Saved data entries
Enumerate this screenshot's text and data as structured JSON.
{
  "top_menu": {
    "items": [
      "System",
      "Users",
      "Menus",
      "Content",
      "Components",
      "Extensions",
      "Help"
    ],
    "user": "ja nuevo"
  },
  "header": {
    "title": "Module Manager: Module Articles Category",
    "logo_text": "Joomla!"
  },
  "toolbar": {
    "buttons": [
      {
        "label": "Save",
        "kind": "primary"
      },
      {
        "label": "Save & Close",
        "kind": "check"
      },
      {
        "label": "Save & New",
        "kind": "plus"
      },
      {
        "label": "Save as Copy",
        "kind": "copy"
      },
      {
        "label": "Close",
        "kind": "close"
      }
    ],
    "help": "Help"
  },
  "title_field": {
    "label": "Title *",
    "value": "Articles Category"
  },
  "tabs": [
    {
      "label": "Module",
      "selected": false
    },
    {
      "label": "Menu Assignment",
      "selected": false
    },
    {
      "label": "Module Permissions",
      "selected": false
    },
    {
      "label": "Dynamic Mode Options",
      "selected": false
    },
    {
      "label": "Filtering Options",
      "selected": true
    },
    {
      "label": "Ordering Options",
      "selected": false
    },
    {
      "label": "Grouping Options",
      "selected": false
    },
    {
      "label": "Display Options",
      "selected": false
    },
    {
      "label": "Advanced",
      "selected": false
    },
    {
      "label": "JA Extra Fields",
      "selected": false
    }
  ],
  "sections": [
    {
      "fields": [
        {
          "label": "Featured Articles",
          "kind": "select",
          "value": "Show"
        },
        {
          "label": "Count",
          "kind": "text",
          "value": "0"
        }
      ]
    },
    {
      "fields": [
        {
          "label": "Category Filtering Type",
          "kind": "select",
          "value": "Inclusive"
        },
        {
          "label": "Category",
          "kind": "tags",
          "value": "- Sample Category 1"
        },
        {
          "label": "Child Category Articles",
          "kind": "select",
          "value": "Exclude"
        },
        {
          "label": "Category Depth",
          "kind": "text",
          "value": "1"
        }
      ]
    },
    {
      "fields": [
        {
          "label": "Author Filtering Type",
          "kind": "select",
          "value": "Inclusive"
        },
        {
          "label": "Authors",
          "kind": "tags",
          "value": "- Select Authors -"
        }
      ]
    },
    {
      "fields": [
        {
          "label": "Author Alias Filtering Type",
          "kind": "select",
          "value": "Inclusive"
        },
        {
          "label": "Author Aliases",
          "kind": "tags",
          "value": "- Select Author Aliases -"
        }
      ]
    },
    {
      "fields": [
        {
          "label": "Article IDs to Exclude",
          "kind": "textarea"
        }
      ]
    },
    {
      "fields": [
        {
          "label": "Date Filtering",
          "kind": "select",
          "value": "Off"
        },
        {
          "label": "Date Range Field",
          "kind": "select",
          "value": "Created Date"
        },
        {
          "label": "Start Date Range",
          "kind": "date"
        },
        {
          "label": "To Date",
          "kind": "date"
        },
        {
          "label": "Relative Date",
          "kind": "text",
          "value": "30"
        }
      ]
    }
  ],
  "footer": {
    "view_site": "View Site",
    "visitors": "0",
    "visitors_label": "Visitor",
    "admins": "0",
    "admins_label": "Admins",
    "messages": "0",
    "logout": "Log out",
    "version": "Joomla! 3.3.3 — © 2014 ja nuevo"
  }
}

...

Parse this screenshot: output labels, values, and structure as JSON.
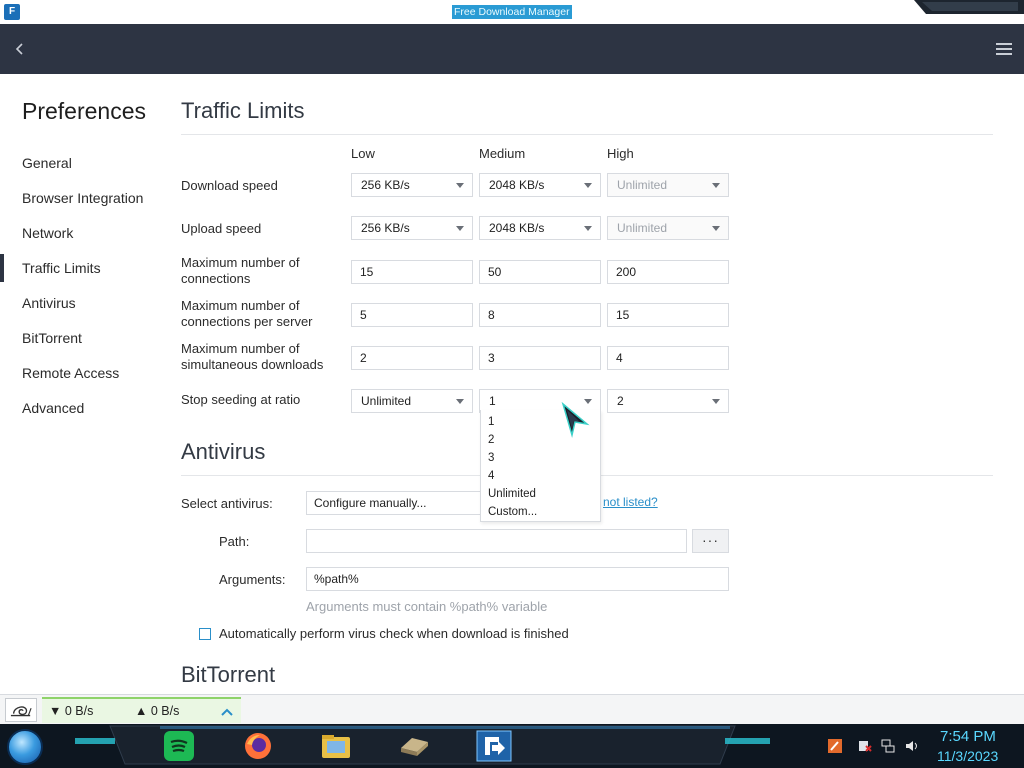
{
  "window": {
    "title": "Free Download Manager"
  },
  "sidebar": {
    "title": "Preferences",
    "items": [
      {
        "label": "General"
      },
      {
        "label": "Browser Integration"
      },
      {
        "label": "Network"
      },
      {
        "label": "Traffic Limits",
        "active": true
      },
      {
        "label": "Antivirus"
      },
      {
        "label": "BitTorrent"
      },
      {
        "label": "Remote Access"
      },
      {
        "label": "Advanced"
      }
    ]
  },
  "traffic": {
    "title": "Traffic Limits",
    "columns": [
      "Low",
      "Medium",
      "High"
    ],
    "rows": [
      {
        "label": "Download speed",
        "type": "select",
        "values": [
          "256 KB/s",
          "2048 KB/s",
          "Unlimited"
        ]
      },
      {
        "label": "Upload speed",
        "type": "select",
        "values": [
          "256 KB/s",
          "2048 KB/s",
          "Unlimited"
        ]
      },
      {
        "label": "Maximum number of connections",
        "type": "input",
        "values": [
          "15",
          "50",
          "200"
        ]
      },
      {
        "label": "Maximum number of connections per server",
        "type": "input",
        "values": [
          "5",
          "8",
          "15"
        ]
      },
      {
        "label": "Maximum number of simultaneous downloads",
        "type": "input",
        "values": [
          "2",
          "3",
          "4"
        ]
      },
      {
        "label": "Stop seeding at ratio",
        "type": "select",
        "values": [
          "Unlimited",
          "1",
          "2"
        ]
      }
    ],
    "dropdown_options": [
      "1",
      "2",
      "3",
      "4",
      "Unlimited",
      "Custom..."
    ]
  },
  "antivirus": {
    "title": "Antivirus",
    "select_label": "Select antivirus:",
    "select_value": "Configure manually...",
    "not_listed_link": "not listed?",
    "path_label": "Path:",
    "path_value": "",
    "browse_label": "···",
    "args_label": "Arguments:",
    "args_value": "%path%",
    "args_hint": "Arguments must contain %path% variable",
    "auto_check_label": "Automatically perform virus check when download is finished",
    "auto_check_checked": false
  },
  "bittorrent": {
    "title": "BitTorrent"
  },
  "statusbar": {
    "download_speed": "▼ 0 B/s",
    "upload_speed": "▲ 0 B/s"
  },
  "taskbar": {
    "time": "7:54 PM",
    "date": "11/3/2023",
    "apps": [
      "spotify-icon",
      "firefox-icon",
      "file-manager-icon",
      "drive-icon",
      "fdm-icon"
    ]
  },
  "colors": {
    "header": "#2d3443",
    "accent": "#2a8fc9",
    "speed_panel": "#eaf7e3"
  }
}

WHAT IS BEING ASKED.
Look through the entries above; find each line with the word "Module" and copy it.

EXERCISE RESPONSE.
    "title": "Module Manager: Module Articles Category",
      "label": "Module",
      "label": "Module Permissions",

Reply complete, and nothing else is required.